Finally though – it’s Cain’s views on creativity and innovation that I struggle with most. The myth of the creative genius locked away in the laboratory – suddenly emerging, triumphant – is exactly that – a myth. Invention extends from exploration, pioneering, sharing of ideas and openness to new things. If you want to go somewhere quick, you go alone but if you want to go somewhere far and unknown – you go together. There is a reason why capitalism emerged in cafes. It’s why winning teams focus on 121 communication skills – and why offices are increasingly looking to encourage casual interaction in squishy chairs and get people away from sending emails and holding messy meetings. As Matt Ridley has pointed out, ‘ideas have sex’ – and economic and business history is littered with examples of pioneering that was only achieved by the accidental mixing at just the right time. Lennon needed McCartney. And Steve Jobs needed Steve Wozniak. Director and actors. The bass guitarist and the drummer. The copywriter and the designer. The manager – and his team. The best of creativity and innovation is about collaboration.
Susan Cain is correct. Life is often too rushed, too noisy, leaving little time to think. We need to logout the system at times – but we should not disengage from the world of conversation and ideas. We may require some peace and some introspection to think through a question and a problem – but building a better solution to complex problems is achieved through a blending of talents, insights and knowledge. It’s not about rah-rah summer camp cheers, noisy brainstorms and poor meetings. Collaboration is about the collegiate, community, it’s about comrades and team mates – it’s about conversation and listening. And at a guess – although she may not like to admit it, looking at her great presentation style, I reckon Susan Cain would actually be a great team player too.
Thanks to The RSA Events and Susan Cain.
For Susan’s full article in New York Times, see The Rise of the New Groupthink – NYT (versus seclusion and immersion).
Quiet: The Power of Introverts in a World That Can’t Stop Talking by Susan Cain – review (guardian.co.uk)

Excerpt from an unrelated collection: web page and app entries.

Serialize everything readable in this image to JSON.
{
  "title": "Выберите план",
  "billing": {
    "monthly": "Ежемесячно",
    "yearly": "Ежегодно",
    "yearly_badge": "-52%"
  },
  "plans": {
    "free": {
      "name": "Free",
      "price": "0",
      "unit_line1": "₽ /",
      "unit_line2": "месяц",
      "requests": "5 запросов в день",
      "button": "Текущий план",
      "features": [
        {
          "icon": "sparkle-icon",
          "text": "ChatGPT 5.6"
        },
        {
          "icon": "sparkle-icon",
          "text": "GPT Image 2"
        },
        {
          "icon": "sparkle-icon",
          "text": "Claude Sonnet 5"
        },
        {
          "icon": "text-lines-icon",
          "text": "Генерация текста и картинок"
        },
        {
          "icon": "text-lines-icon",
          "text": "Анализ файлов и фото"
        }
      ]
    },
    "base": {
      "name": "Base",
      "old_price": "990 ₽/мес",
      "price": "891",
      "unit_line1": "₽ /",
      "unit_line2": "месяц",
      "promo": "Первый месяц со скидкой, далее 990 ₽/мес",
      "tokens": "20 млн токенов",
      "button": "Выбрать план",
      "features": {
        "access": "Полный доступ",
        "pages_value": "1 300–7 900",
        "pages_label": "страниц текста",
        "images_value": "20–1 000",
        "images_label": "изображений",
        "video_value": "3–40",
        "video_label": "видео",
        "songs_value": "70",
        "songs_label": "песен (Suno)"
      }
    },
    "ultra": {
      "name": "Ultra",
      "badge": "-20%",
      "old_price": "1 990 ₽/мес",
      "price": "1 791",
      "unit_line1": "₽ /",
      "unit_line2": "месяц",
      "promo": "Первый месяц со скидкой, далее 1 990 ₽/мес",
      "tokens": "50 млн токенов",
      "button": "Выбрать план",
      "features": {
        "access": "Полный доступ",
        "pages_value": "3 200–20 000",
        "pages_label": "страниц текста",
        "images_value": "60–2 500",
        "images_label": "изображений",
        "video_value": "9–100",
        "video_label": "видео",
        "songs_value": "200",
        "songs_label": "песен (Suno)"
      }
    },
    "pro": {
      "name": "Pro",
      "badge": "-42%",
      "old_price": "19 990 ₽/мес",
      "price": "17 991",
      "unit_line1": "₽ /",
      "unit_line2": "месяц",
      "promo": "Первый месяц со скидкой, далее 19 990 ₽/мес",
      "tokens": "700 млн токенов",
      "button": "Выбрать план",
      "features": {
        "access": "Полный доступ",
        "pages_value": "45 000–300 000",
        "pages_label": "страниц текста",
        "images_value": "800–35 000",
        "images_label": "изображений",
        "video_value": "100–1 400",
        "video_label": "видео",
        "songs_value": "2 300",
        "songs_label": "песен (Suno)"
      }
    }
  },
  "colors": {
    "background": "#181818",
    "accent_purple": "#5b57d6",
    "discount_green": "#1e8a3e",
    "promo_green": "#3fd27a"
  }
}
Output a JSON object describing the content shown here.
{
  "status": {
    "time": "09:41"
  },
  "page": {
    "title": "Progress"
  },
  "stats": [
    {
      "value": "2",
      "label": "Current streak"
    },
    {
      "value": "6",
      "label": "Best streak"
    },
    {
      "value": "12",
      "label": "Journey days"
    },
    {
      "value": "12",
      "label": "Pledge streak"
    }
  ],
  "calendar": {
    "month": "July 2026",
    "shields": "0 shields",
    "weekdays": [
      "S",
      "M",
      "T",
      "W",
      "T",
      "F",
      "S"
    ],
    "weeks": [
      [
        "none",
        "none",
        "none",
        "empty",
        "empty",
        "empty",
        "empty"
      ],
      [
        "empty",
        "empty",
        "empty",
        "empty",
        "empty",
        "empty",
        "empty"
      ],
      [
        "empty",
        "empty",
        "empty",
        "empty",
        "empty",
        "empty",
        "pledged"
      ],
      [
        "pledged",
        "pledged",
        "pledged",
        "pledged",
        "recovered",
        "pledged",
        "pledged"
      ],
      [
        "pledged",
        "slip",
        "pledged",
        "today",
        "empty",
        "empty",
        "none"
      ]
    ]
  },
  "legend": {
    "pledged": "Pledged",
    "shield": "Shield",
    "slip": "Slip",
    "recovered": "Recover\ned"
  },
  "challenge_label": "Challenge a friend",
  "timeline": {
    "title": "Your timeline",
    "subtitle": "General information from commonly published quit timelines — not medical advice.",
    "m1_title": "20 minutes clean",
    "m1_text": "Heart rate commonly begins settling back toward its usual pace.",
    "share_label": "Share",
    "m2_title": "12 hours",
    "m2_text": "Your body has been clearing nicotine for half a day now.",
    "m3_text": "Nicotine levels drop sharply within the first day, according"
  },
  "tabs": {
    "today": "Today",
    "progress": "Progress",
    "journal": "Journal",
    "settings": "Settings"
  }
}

The Power of Introverts: A Manifesto for Quiet Brilliance (scientificamerican.com)
For more on collaboration, partnerships and innovation please see Benchstone Limited and andrewarmour.com